## Extracted information
+-------+

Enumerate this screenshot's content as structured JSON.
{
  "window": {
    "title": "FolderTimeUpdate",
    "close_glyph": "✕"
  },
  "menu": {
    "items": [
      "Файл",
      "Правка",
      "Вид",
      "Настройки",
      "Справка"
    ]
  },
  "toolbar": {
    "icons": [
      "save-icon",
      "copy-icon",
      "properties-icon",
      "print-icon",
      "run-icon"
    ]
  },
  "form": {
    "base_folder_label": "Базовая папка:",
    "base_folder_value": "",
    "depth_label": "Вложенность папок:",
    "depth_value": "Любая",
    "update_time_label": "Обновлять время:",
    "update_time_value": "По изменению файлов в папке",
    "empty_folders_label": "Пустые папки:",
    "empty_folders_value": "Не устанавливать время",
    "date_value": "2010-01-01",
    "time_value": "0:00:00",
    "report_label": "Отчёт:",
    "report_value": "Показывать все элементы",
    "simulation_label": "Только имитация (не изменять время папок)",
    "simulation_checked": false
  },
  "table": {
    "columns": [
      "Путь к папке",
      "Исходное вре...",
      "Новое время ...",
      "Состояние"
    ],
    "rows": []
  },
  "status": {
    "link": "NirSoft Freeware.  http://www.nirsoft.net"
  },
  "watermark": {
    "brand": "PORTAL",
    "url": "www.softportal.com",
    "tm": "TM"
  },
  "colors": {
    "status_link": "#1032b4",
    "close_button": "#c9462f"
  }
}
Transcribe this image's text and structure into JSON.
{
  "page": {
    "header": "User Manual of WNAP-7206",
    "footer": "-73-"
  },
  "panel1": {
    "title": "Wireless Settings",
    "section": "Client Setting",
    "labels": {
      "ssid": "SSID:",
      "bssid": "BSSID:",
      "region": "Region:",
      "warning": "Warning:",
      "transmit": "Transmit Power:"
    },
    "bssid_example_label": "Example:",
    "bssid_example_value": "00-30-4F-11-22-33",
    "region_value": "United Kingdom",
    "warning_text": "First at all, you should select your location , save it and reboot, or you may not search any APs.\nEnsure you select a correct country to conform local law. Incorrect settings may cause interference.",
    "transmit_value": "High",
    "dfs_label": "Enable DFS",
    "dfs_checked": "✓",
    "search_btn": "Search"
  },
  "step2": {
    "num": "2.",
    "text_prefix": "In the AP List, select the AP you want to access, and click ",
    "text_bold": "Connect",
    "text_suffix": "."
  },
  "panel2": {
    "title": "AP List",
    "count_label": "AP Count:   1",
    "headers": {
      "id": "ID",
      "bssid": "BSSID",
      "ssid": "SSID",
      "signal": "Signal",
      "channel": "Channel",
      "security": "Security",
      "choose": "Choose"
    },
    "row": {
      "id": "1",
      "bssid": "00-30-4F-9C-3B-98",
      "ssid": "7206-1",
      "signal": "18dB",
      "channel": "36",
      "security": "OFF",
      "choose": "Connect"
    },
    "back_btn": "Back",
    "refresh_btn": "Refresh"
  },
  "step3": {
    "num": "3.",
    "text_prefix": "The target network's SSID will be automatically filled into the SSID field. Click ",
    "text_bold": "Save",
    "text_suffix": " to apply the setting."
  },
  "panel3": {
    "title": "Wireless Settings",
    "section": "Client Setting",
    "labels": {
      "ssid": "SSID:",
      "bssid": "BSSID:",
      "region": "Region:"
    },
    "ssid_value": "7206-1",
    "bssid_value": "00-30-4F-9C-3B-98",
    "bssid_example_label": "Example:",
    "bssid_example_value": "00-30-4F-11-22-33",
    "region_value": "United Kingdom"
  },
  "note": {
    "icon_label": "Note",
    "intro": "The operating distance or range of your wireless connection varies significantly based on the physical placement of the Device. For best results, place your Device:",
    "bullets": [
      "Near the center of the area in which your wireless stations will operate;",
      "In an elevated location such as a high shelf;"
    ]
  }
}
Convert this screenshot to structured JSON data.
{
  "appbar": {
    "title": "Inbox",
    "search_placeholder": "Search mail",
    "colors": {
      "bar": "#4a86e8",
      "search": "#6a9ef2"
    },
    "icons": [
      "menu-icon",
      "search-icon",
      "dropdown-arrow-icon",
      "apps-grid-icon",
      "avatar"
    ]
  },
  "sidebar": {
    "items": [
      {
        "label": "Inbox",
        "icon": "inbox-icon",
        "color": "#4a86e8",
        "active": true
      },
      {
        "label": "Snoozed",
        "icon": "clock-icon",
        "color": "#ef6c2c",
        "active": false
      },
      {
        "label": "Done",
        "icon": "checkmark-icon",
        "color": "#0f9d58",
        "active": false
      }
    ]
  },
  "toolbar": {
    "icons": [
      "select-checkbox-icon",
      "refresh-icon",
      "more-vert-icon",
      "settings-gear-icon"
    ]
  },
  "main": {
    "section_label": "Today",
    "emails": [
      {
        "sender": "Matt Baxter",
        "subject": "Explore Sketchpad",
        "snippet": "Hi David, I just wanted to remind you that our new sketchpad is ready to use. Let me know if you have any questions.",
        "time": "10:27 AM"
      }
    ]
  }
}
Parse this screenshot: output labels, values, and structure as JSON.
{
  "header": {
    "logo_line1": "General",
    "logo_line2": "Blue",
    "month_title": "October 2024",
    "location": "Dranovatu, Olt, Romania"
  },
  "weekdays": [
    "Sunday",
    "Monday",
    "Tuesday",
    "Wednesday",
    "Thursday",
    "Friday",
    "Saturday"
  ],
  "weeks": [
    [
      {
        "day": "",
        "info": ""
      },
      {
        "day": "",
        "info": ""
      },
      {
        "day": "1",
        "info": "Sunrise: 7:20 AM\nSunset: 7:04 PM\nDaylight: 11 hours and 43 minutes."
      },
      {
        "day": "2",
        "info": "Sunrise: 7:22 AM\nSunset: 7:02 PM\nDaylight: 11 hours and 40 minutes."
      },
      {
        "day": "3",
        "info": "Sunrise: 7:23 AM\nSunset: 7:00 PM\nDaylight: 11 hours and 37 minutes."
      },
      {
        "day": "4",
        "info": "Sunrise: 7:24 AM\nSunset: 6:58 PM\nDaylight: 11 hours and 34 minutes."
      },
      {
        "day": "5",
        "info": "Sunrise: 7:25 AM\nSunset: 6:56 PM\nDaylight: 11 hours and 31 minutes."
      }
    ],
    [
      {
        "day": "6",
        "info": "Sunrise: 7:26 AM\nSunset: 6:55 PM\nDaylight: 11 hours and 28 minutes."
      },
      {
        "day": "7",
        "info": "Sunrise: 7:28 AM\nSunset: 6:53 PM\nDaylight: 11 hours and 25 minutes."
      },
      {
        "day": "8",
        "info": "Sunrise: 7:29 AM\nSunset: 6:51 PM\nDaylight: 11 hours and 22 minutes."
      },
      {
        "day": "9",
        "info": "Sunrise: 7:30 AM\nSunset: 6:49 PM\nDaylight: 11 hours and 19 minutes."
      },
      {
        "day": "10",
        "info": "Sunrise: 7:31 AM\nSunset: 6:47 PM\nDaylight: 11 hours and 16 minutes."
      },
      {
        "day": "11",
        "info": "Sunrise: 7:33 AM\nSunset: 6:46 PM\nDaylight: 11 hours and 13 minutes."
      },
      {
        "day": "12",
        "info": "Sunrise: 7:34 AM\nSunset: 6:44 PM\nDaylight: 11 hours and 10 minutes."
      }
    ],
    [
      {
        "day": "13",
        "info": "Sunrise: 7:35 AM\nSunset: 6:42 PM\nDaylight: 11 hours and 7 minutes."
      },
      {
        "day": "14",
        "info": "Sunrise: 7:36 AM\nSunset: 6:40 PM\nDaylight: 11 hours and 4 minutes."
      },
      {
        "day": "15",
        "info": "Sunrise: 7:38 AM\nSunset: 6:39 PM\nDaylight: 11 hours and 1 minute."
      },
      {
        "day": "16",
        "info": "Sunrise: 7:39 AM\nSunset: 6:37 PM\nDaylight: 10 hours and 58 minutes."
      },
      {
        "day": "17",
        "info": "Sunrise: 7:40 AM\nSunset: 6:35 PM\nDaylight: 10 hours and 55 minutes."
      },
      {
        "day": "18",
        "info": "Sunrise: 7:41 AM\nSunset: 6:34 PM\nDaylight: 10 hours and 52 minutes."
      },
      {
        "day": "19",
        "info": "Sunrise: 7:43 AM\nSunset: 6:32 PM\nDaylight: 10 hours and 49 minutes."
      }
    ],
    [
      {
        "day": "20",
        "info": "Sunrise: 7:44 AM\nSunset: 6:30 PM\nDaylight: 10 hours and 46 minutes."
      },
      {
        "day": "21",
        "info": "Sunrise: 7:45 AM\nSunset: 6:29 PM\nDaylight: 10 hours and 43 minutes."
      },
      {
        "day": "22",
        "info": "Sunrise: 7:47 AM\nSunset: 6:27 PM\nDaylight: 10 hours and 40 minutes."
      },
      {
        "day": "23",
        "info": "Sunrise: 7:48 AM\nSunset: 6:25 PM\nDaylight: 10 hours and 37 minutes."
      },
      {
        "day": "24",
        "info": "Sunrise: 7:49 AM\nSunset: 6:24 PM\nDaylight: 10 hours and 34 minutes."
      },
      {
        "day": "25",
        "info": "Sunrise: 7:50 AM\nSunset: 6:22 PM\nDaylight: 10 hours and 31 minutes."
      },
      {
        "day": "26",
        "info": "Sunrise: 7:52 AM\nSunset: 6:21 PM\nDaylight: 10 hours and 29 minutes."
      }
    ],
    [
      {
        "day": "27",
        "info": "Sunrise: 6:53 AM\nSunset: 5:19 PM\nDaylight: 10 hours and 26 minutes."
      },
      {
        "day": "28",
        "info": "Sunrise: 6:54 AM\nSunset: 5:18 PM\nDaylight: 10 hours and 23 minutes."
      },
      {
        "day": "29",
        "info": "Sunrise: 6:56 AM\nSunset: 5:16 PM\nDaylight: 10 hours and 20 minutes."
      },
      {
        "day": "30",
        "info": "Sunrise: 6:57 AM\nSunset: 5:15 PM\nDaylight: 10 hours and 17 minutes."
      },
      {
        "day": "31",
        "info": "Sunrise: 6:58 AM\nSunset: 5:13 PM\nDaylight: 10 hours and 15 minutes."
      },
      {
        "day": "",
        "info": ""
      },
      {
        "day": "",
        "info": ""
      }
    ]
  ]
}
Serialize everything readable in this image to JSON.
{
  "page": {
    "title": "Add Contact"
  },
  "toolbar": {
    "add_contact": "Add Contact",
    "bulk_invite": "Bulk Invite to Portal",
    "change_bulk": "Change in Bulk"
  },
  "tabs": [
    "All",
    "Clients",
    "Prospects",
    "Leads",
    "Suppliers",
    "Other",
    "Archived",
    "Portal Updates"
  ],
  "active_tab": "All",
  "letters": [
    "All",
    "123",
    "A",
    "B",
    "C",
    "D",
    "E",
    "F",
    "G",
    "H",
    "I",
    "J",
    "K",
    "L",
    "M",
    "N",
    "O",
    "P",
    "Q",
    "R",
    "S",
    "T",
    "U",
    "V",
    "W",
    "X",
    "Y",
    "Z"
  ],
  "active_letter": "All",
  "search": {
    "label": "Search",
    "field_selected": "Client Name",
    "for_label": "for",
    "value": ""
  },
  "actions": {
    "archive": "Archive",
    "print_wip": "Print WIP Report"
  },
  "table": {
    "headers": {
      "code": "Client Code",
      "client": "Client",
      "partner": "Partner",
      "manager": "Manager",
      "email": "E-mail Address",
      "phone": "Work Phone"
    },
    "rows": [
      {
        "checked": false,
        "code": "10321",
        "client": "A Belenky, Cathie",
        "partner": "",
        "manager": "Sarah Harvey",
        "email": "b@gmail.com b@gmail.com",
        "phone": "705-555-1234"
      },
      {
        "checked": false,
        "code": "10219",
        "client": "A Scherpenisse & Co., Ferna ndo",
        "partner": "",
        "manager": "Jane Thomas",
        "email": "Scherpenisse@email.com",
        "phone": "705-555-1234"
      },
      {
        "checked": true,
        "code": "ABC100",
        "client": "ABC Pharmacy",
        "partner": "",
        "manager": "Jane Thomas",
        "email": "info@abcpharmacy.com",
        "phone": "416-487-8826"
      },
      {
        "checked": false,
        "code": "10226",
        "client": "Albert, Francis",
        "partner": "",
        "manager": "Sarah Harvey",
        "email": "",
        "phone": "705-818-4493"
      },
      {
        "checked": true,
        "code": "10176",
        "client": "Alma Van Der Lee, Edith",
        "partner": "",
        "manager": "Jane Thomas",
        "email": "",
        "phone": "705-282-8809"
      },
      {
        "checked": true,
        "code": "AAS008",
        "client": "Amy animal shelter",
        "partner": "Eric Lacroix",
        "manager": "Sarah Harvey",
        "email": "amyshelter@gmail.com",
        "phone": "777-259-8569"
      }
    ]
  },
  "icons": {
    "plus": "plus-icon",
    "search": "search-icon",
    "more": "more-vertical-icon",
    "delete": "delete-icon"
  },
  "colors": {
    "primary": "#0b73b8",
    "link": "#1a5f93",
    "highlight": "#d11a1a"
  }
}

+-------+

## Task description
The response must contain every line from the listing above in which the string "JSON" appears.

## The answer
Enumerate this screenshot's content as structured JSON.
Transcribe this image's text and structure into JSON.
Convert this screenshot to structured JSON data.
Parse this screenshot: output labels, values, and structure as JSON.
Serialize everything readable in this image to JSON.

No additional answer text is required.